Some men also focus on uneven testicular size; that is, when one party seems larger than the other. This is absolutely normal and should not cause pain unless there is swelling, pain, or you feel a significant bump. These may be early signs of testicular cancer, which usually affects men between the ages of 19 and 44. This is why regular self-examination of the testicles is important; early, testicular cancer is easy to treat.
If your testicles are healthy, you really don't have to worry about their size. Once you become an adult, they grow into a complete body and there is no scientifically proven or approved method to grow them bigger. If you are concerned that the size of the testicles may affect a woman's perception of you, you may be pleased with the results of the survey, which shows that women are usually closed by very large women or very low women. For many women, medium testicles are ideal.
Genetics plays an important role in testicular size. Scientific research shows that, on average, black testes are twice as large as Asian testes. (Although this may affect the amount of sperm produced by Asian men, it does not affect quality). The size of Caucasian male testicles is somewhere in between.
On the other hand, anthropological studies have shown that the size of the male testicle may affect his promiscuity. In their book "Why Men Don't Listen, Women Can't Read Maps", Allan and Barbara Pease argue that the greater the man's testicles, the more he tends to promiscuity, and the more he needs to make love more often. This is why the eunuchs (castrated males) were placed under the helm of the ancient Arab kings; after the king's jealousy, they could trust not to be greedy.

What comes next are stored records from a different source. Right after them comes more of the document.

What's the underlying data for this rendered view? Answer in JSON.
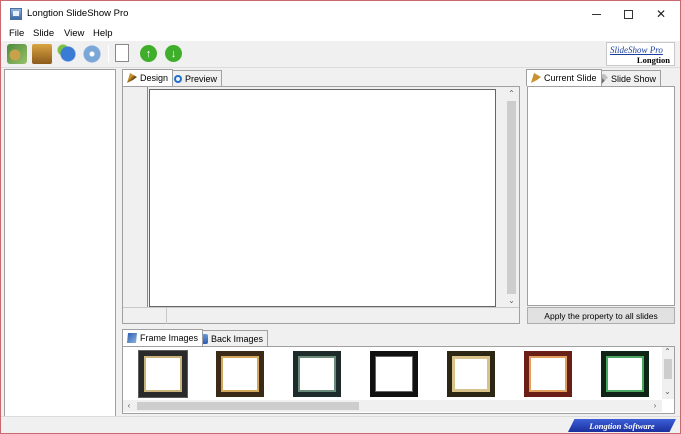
{
  "window": {
    "title": "Longtion SlideShow Pro"
  },
  "menu": {
    "items": [
      "File",
      "Slide",
      "View",
      "Help"
    ]
  },
  "toolbar": {
    "icons": [
      "open-project-icon",
      "save-project-icon",
      "publish-web-icon",
      "burn-disc-icon",
      "new-page-icon",
      "move-up-icon",
      "move-down-icon"
    ]
  },
  "logo": {
    "line1": "SlideShow Pro",
    "line2": "Longtion"
  },
  "center_tabs": [
    "Design",
    "Preview"
  ],
  "right_tabs": [
    "Current Slide",
    "Slide Show"
  ],
  "apply_button": "Apply the property to all slides",
  "bottom_tabs": [
    "Frame Images",
    "Back Images"
  ],
  "status": {
    "brand": "Longtion Software"
  }
}
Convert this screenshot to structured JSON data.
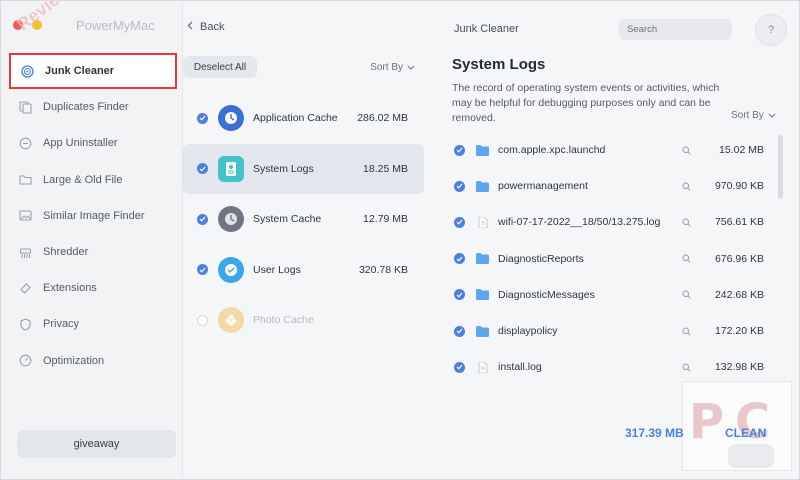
{
  "app": {
    "title": "PowerMyMac",
    "watermark": "Reviews PC"
  },
  "sidebar": {
    "items": [
      {
        "label": "Junk Cleaner",
        "icon": "junk-cleaner-icon",
        "active": true
      },
      {
        "label": "Duplicates Finder",
        "icon": "duplicates-icon"
      },
      {
        "label": "App Uninstaller",
        "icon": "app-uninstaller-icon"
      },
      {
        "label": "Large & Old File",
        "icon": "large-file-icon"
      },
      {
        "label": "Similar Image Finder",
        "icon": "image-icon"
      },
      {
        "label": "Shredder",
        "icon": "shredder-icon"
      },
      {
        "label": "Extensions",
        "icon": "extensions-icon"
      },
      {
        "label": "Privacy",
        "icon": "privacy-icon"
      },
      {
        "label": "Optimization",
        "icon": "optimization-icon"
      }
    ],
    "giveaway_label": "giveaway"
  },
  "middle": {
    "back_label": "Back",
    "deselect_label": "Deselect All",
    "sort_label": "Sort By",
    "categories": [
      {
        "name": "Application Cache",
        "size": "286.02 MB",
        "checked": true,
        "color": "#3b6fd8"
      },
      {
        "name": "System Logs",
        "size": "18.25 MB",
        "checked": true,
        "color": "#46c1c9"
      },
      {
        "name": "System Cache",
        "size": "12.79 MB",
        "checked": true,
        "color": "#6f7583"
      },
      {
        "name": "User Logs",
        "size": "320.78 KB",
        "checked": true,
        "color": "#3aa7e8"
      },
      {
        "name": "Photo Cache",
        "size": "",
        "checked": false,
        "color": "#f3d9a8"
      }
    ]
  },
  "right": {
    "header_title": "Junk Cleaner",
    "search_placeholder": "Search",
    "help_label": "?",
    "section_title": "System Logs",
    "description": "The record of operating system events or activities, which may be helpful for debugging purposes only and can be removed.",
    "sort_label": "Sort By",
    "files": [
      {
        "name": "com.apple.xpc.launchd",
        "size": "15.02 MB",
        "type": "folder"
      },
      {
        "name": "powermanagement",
        "size": "970.90 KB",
        "type": "folder"
      },
      {
        "name": "wifi-07-17-2022__18/50/13.275.log",
        "size": "756.61 KB",
        "type": "file"
      },
      {
        "name": "DiagnosticReports",
        "size": "676.96 KB",
        "type": "folder"
      },
      {
        "name": "DiagnosticMessages",
        "size": "242.68 KB",
        "type": "folder"
      },
      {
        "name": "displaypolicy",
        "size": "172.20 KB",
        "type": "folder"
      },
      {
        "name": "install.log",
        "size": "132.98 KB",
        "type": "file"
      }
    ],
    "total_size": "317.39 MB",
    "clean_label": "CLEAN",
    "pc_logo_text": [
      "P",
      "C"
    ]
  },
  "colors": {
    "accent": "#4d7fe0",
    "highlight_border": "#e23b3b"
  }
}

In today's world, men don't have to worry about his testicle size affecting his appearance, performance or fertility. As long as they are healthy and operate according to nature's intentions, there is no reason to panic.